As of this writing, the Cross-Cultural Protocols working group has met twice. Our first meeting was a looking back at the gathering together but also outlining next steps forward. At our second meeting a small group was designated to move forward compiling and organizing notes and best practices harvested at the gathering in order to begin to move forward the draft of protocols to be adopted by Youth Passageways as an organization, and as a resource developing a set of guidelines or guiding questions available for partners.
Some Final Thoughts

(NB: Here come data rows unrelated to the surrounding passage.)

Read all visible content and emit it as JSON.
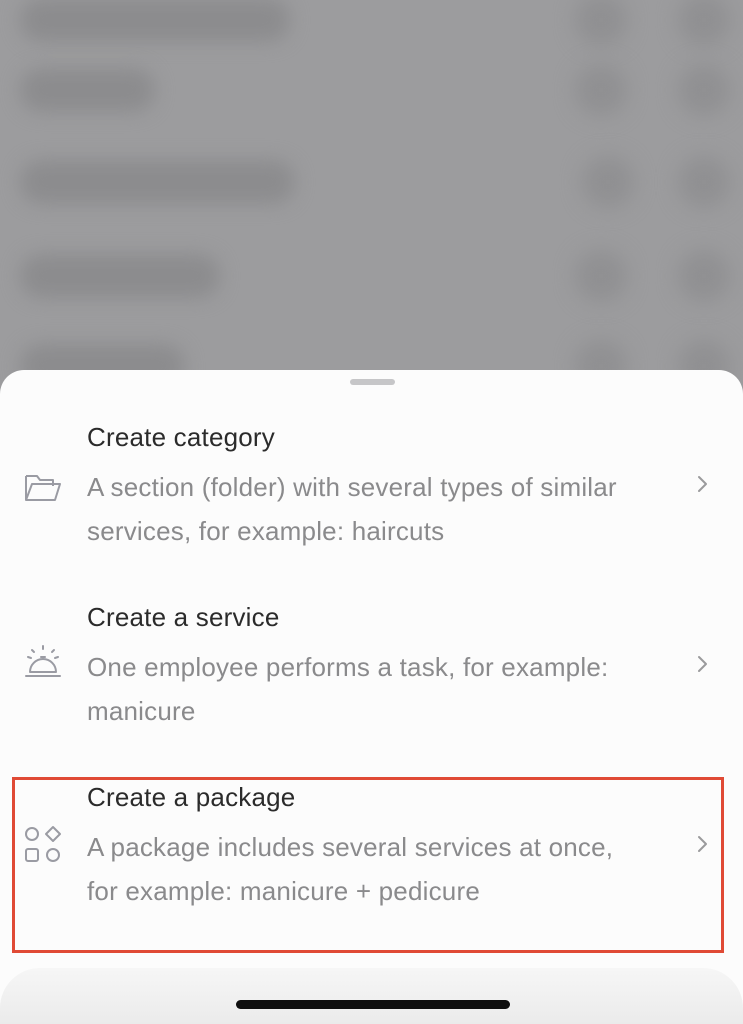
{
  "sheet": {
    "options": [
      {
        "icon": "folder-icon",
        "title": "Create category",
        "description": "A section (folder) with several types of similar services, for example: haircuts",
        "chevron": "chevron-right-icon"
      },
      {
        "icon": "service-bell-icon",
        "title": "Create a service",
        "description": "One employee performs a task, for example: manicure",
        "chevron": "chevron-right-icon"
      },
      {
        "icon": "package-shapes-icon",
        "title": "Create a package",
        "description": "A package includes several services at once, for example: manicure + pedicure",
        "chevron": "chevron-right-icon"
      }
    ],
    "highlighted_option": 2
  },
  "colors": {
    "highlight": "#e04a35",
    "title_text": "#2b2b2b",
    "description_text": "#8a8a8c",
    "overlay": "#9c9c9e"
  }
}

As we approached this work session, and as I was collecting more information on the work of others around cross-cultural protocols, I went to many of the organizations I had worked for in the past, also academics, tribal groups and asked them if they had developed any such document. Their responses were all the same: What a great idea! No, we haven’t done that, but when you get done, we REALLY want to see what you came up with. Shay had asked at one point in our session: Where does a person go to become educated about how to conduct oneself around, in and with ceremony? Members of our group since our meeting have shared that they were deeply affected by our process and inquiry and have begun to ask some of the questions we asked within their organizations. Sobey Wing concluded that just our meeting for this purpose alone was an outcome for which we can feel proud.
This is ground breaking work, and while we will be using it specifically in our organization and in our network, we are also crafting a significant contribution to the Field of Right Relations which is taking its next steps all over the planet. The need for this work is indicated far and wide and in many, many contexts. What are the Forces working with us, one of our elders asked us to consider? Willingness. Willingness to overcome our fear and misunderstanding of our differences and systematically, collaboratively, in vulnerability, bring them into harmony. My people call this Hozho.

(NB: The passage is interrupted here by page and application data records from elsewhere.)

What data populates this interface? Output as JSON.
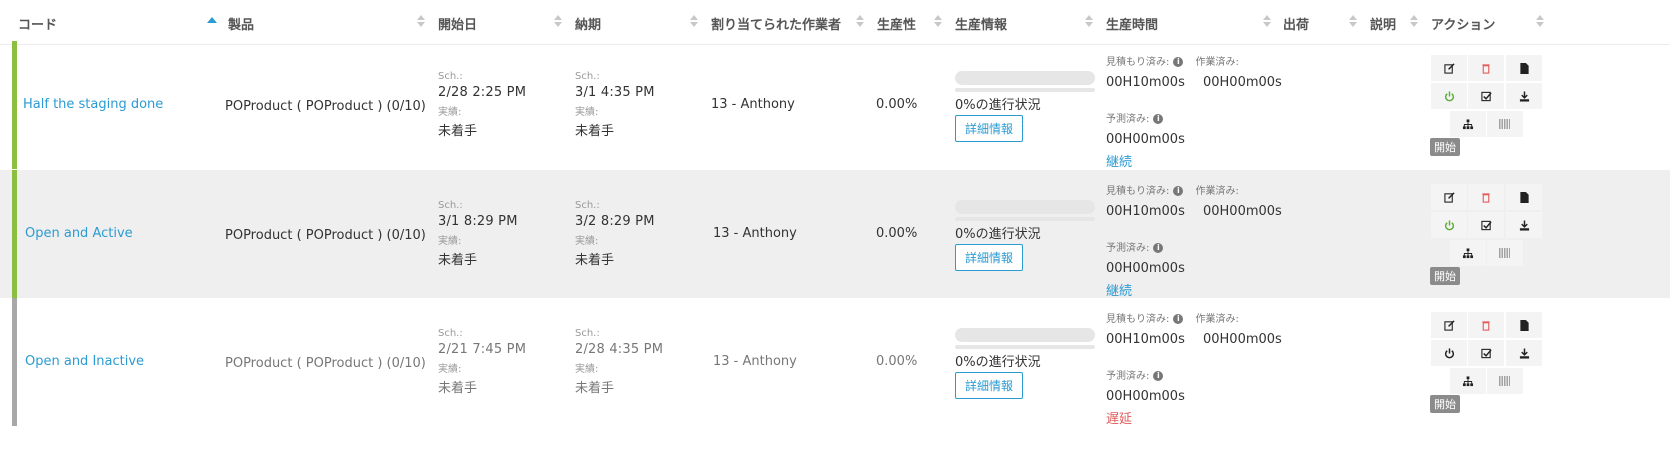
{
  "headers": {
    "code": "コード",
    "product": "製品",
    "start": "開始日",
    "due": "納期",
    "assignee": "割り当てられた作業者",
    "productivity": "生産性",
    "prod_info": "生産情報",
    "prod_time": "生産時間",
    "ship": "出荷",
    "desc": "説明",
    "action": "アクション"
  },
  "labels": {
    "sch": "Sch.:",
    "actual": "実績:",
    "est": "見積もり済み:",
    "worked": "作業済み:",
    "forecast": "予測済み:",
    "detail": "詳細情報",
    "start_badge": "開始"
  },
  "rows": [
    {
      "code": "Half the staging done",
      "product": "POProduct ( POProduct ) (0/10)",
      "start_sch": "2/28   2:25 PM",
      "start_actual": "未着手",
      "due_sch": "3/1   4:35 PM",
      "due_actual": "未着手",
      "assignee": "13 - Anthony",
      "productivity": "0.00%",
      "progress_text": "0%の進行状況",
      "progress": 0,
      "est_time": "00H10m00s",
      "worked_time": "00H00m00s",
      "forecast_time": "00H00m00s",
      "status_link": "継続",
      "status_color": "#2b9bd2",
      "bar_color": "#8cbf3f"
    },
    {
      "code": "Open and Active",
      "product": "POProduct ( POProduct ) (0/10)",
      "start_sch": "3/1   8:29 PM",
      "start_actual": "未着手",
      "due_sch": "3/2   8:29 PM",
      "due_actual": "未着手",
      "assignee": "13 - Anthony",
      "productivity": "0.00%",
      "progress_text": "0%の進行状況",
      "progress": 0,
      "est_time": "00H10m00s",
      "worked_time": "00H00m00s",
      "forecast_time": "00H00m00s",
      "status_link": "継続",
      "status_color": "#2b9bd2",
      "bar_color": "#8cbf3f"
    },
    {
      "code": "Open and Inactive",
      "product": "POProduct ( POProduct ) (0/10)",
      "start_sch": "2/21   7:45 PM",
      "start_actual": "未着手",
      "due_sch": "2/28   4:35 PM",
      "due_actual": "未着手",
      "assignee": "13 - Anthony",
      "productivity": "0.00%",
      "progress_text": "0%の進行状況",
      "progress": 0,
      "est_time": "00H10m00s",
      "worked_time": "00H00m00s",
      "forecast_time": "00H00m00s",
      "status_link": "遅延",
      "status_color": "#e05a5a",
      "bar_color": "#a8a8a8"
    }
  ],
  "action_icons": [
    "edit-icon",
    "delete-icon",
    "document-icon",
    "power-icon",
    "check-icon",
    "download-icon",
    "hierarchy-icon",
    "barcode-icon"
  ]
}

We give our very heartfelt thanks to Marisa for holding our center with loving planning and preparation of beautiful, healthy, meals from shopping to baking to presenting. It was gorgeous and was part of our foundation. Also for the times you gave to us your gentle, heart-centered wisdom for our process. We have so much gratitude for the Ojai Foundation who gifted us their home in which to do this work but also as a vote of support for the importance of this work. Deep gratitude for the many hours and careful considerations of the organizing team: Khepe-ra, Ramon, Sobey, Shay, Darcy and, in the final stages, myself. Thank you too to the generous donors of Youth Passageways, whose contributions allowed for this gathering to take place. Thank you, thank you, thank you!